The US military has temporarily suspended air operations at Kabul airport on Monday as its troops attempted to clear Afghans who flooded onto the airfield, which resembled a chaotic bus station as hundreds of people jostled, pushed and shoved to get on to planes in a bid to flee the country.
CNN cited a US defence official who said the suspension of operations is “while we make sure the airfield is secure.”
Chaotic scenes continued to unfold at Kabul’s Hamid Karzai International Airport where US military Apache helicopter was also seen swooping low over the tarmac in what appeared to be an effort to disperse the crowds of civilians, desperately trying to leave, reported CNN.
Witnesses also told CNN that they have heard gunshots fired throughout the day at Kabul airport. It’s unclear if the shots were fired at people or in the air to disperse crowds.

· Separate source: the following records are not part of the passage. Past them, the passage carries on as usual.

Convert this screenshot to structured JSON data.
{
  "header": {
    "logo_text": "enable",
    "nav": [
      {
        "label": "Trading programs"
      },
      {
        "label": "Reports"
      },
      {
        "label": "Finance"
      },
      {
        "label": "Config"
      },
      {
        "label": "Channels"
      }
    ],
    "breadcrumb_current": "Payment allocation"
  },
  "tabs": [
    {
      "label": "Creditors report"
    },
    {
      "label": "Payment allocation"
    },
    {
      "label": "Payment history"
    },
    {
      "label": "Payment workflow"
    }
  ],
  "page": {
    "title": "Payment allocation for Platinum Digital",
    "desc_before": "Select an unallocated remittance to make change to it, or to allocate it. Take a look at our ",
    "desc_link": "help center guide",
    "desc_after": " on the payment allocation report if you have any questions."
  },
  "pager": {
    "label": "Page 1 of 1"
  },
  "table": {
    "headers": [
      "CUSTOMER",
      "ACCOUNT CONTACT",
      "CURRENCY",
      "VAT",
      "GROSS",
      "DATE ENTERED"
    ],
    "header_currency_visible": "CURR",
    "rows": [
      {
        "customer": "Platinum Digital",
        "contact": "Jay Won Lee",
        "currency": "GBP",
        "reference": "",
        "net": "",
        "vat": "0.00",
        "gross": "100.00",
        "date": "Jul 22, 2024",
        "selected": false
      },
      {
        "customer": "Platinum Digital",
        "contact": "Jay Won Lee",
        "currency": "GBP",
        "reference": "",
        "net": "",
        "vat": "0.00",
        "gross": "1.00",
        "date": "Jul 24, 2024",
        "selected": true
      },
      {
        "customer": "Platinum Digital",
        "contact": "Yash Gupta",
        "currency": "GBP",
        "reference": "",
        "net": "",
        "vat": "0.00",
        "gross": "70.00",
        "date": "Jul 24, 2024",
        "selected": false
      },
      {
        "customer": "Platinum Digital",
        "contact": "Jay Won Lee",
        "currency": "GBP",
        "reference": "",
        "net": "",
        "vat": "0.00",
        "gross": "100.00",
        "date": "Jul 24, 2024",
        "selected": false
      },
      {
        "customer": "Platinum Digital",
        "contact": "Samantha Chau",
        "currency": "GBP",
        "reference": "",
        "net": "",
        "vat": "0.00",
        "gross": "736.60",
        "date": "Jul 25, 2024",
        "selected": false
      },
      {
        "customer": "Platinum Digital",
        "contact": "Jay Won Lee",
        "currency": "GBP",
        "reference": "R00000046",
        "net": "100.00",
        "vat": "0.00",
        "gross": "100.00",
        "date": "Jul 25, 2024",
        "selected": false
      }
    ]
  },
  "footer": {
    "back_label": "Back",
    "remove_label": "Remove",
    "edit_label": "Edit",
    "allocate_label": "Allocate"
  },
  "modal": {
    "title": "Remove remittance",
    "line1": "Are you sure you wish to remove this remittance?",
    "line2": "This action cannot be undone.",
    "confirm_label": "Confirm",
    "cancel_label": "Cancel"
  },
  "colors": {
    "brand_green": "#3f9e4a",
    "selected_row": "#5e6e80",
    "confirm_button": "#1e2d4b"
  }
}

While flights at the Kabul airport are closed off to civilian aviation, evacuation flights are still being able to take off, data tracking shows.
France and Finland are the latest countries to close their Kabul embassies and evacuate their staff whilst Britain’s first flight carrying UK nationals and embassy staff has now arrived in the UK, reported CNN.
Meanwhile, US Defence Secretary Antony Blinken approved 1,000 more US troops into Afghanistan due to the deteriorating security situation and the White House says President Joe Biden will address the American people soon, reported CNN.
The Taliban have taken control of Afghanistan’s capital city, Kabul on Sunday. The terrorist group is now everywhere in the capital, walking the streets of Kabul with ease (and with American weapons in hand.)
Throughout, the Taliban’s influence on the city is becoming visible, with men proactively painting over images of uncovered women outside of several beauty salons, reported CNN.US refugee resettlement agencies are preparing for a large influx of Afghan arrivals.
The Department of Defence will potentially relocate up to 30,000 Afghan Special Immigrant Visa (SIV) applicants to the US, according to Pentagon press secretary John Kirby. Fort Bliss in Texas and Fort McCoy in Wisconsin have the capability to house these applicants, Kirby said.